Skip to Main Content
The Official Site of the Dallas Stars

Heika: Can Stars change who they are? It won't be easy

Dallas' work continues, but its challenge to find offense entering the round-robin looks all too familiar

by Mike Heika @MikeHeika / Senior Staff Writer

The return to professional sports in North Texas has been a slice.

The Rangers still can't hit. The Mavericks still blow leads. And your little Stars are still so very much challenged when it comes to goal scoring.

So it is that you wake up Saturday morning to the incessant whining of your Ken Hitchcock alarm clock nattering on in a nasal Canadian drone.

"You are who you are."

"You are who you are."

Video: Bowness gives update on Seguin, Cogliano after defeat

"You are who you are."

A few decades in this business and you do have some things etched on your hippocampus, it seems. Hitch would throw that saying out at least a dozen times a season about individual players, opponents or his own team. "You are who you are," simply means that at the core of everything, you should have a pretty good understanding of what a player or team does well and doesn't do well.

That's why I was a bit bemused that, when preparing for this return to play, so many have recited that what happened four months ago doesn't matter. Hmmm. So this exact same group of players playing in a very similar system against very similar opponents can't look back on the first 69 games and draw a few conclusions? That seems to go against what my alarm clock is saying.

It's early … that was four months ago … and our local lads are trying to fix what ails them. But you can't say that as you watch the Rangers, Mavericks and Stars scuffle to start play that this doesn't look familiar. That's a double negative way to look at a situation that seems sorta negative.

It is what it is.

Video: Benn, Dellandrea on performance in Stars' exhibition

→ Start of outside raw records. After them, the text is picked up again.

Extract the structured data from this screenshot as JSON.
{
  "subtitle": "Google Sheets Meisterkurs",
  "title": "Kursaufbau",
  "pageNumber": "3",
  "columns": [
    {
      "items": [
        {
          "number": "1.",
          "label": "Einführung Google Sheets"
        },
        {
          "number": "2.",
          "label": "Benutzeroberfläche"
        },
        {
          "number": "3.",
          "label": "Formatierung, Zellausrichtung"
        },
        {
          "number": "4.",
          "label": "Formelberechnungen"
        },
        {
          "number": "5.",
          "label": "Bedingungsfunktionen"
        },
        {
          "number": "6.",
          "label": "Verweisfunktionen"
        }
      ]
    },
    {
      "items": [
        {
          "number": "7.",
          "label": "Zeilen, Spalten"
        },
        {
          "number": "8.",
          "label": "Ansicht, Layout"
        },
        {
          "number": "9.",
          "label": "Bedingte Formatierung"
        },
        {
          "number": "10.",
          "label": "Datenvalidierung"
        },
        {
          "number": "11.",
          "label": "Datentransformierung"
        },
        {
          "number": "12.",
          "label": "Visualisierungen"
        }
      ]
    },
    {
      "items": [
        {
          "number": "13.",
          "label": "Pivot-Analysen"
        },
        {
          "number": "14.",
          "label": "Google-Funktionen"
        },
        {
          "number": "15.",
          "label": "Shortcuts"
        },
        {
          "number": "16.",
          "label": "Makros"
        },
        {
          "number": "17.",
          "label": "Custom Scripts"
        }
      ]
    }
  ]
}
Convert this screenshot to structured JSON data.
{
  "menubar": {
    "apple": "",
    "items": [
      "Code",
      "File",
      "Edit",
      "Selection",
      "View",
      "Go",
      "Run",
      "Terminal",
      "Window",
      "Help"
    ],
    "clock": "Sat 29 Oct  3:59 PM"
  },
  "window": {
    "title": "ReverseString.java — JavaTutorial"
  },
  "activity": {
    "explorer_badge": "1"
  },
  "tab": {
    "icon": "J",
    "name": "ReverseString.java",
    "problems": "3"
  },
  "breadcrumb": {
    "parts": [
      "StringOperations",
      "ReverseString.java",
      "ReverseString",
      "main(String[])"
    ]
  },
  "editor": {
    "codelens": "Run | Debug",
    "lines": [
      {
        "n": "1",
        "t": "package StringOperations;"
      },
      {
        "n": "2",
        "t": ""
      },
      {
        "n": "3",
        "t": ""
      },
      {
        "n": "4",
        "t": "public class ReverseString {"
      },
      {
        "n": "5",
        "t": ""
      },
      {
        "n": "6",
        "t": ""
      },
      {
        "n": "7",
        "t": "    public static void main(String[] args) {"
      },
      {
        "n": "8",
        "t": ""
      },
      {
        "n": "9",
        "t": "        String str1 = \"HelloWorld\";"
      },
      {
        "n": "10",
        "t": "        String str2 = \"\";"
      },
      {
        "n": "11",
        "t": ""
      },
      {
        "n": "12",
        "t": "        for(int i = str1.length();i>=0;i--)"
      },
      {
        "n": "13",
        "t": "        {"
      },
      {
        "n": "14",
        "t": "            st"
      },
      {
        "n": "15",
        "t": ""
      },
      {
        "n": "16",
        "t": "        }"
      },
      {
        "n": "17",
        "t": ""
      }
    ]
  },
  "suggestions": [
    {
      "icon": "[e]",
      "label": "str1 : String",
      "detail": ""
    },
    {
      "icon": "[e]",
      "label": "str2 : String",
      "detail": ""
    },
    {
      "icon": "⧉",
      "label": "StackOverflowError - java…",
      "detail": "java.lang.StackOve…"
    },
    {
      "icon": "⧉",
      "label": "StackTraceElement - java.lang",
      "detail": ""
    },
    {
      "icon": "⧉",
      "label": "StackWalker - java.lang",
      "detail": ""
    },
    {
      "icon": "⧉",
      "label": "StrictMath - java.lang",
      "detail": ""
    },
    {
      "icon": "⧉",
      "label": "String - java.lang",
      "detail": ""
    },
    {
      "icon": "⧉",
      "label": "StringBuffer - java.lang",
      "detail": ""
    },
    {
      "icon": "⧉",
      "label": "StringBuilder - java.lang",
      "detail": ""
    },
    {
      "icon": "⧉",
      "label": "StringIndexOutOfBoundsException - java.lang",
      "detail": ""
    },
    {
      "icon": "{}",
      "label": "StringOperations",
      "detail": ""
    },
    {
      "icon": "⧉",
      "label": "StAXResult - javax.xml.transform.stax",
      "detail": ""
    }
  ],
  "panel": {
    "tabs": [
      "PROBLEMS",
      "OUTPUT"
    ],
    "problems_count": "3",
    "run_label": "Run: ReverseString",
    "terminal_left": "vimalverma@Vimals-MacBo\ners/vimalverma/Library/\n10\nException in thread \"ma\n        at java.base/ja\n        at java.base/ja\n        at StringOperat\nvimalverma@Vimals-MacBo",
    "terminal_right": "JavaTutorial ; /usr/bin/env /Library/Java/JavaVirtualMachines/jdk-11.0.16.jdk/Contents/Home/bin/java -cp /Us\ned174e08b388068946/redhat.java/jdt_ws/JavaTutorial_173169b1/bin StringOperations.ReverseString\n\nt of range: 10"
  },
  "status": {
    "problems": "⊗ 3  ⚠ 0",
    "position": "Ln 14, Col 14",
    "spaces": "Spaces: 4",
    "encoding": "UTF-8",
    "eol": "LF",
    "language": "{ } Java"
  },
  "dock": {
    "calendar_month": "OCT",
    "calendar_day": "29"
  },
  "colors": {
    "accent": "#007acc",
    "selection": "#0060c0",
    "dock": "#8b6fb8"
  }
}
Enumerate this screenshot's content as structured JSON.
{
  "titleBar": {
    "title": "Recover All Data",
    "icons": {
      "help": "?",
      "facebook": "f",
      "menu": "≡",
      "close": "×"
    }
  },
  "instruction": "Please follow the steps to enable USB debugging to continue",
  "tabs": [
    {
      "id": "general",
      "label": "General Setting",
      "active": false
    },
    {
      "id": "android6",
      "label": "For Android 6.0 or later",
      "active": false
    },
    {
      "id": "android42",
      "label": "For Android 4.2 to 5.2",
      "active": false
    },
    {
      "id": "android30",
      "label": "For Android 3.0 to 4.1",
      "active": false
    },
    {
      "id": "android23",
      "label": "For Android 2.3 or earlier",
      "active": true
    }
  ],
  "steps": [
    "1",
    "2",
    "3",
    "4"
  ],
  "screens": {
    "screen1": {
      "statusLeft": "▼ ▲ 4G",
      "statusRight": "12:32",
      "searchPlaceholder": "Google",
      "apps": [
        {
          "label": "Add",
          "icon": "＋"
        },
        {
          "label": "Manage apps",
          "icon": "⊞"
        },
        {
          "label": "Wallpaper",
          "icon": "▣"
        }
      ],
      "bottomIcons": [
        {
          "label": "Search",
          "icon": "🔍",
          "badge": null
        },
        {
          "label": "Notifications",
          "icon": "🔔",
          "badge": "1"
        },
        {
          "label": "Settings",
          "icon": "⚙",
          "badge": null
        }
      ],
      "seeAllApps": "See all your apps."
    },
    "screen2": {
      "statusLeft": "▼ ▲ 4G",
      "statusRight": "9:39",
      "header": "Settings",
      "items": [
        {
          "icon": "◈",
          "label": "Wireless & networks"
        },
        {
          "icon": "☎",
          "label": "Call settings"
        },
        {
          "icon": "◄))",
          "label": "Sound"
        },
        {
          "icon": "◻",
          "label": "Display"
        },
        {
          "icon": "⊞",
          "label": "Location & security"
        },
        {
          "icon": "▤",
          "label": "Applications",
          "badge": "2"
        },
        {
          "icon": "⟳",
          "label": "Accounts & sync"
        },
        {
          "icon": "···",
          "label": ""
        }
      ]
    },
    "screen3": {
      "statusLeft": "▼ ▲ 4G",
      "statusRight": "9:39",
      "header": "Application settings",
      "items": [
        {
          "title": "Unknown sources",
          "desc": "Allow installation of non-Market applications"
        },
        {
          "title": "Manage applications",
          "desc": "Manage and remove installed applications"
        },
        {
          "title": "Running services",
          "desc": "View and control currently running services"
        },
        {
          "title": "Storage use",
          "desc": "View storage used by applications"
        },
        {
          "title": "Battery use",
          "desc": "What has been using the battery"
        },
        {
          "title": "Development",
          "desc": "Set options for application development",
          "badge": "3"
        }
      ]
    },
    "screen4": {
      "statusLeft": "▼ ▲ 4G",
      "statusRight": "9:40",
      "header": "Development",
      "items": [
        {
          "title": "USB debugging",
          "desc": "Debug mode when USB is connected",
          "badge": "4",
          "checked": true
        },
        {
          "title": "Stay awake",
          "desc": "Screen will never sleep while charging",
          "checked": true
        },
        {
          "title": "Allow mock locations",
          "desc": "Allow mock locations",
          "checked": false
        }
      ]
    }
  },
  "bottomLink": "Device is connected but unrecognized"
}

But the irony of Ken Hitchcock falling back on an old hockey axiom is that he actually worked very hard to prove that statement wrong. He turned Mike Modano into a very strong two-way player. He helped Darryl Sydor step up and handle pressure. He pushed the right buttons on Ed Belfour. As a coach, Hitch never was satisfied. He always wanted more.

It's my belief that Bob Gainey stepped away from his job as head coach because he didn't want to do the nagging. He felt that if he told players what to do, they should do it. It's that simple. I'll give you the road map, so just follow it.

But a lot of humans aren't that way. They need to be molded and pushed and nagged. Everybody has habits. Some are good and some are bad. The bad part of "you are who you are" in terms of sports is when players fall back into those negative habits and have a tough time breaking out.

Clearly, teams can change. They do it every year. The Stars are a great example of a roller coaster ride where they start the season 1-7-1, go 36-13-5 in the middle and then finish in an 0-4-2 slump. So, you may ask yourself, "What are they?"

That's the beauty of sports. It's why we watch. We have no idea what might happen, because everything is so close and the other team is riding their own roller coaster right next to you. Will this be the game that Roope Hintz and Denis Gurianov explode? Will this be the game where Tyler Seguin's magic hands return? Will this be the game where Jamie Benn goes beast mode and starts flinging bodies around?

Video: DAL Recap: Stars shut out by Predators, 2-0

We've all seen it before, and we want to see it again. That's also a big part of who they are.

So how do they find the good parts and leave the bad behind? Well, there's the rub, eh. That's what the training camp was for. That's what the exhibition game against Nashville was for. That's what the backyard workouts and countless video sessions and five days of practice in Edmonton are for.

That's how you get better, that's how you improve the good things and fix the bad, as players love to repeat.

But there also is that nagging voice that says they are who they are. Yes, they can change, but how much? Is a little enough?

The Stars used to be a high-flying team that led the league in scoring under Lindy Ruff. That's who they were. It changed under Hitch and Jim Montgomery and Rick Bowness. It changed, in part, because some personnel changed.

Video: Dallas Stars Highlight Reel

But the personnel within the team also changed how they played. They leaned more toward defense, they became more detailed, they lost some of the risk-taking that made them top scorers. They became something different.

And that different is actually pretty good. They are top two in goals against, they are a team that can seem to battle with anybody, they are veteran-laden and competed very well in the playoffs last season. They had the fourth best record in the Western Conference, which arguably makes them one of the top eight teams in the league.

That's who they are.

Now, they have to tweak the offense and get a little more creative and finish their scoring chances -- they know all of that. Maybe that's why they get tired of talking about it.

They're trying to change who they are, but it's not easy. All you have to do is look around at other teams in the area to get confirmation of that.


Up next: round robin vs. Golden Knights

Monday, 5:30 p.m. CT

TV: FOX Sports Southwest, NHL Network

Radio: The Ticket 96.7-FM, 1310-AM

This story was not subject to the approval of the National Hockey League or Dallas Stars Hockey Club.

Mike Heika is a Senior Staff Writer for and has covered the Stars since 1994. Follow him on Twitter @MikeHeika, and listen to his podcast.

View More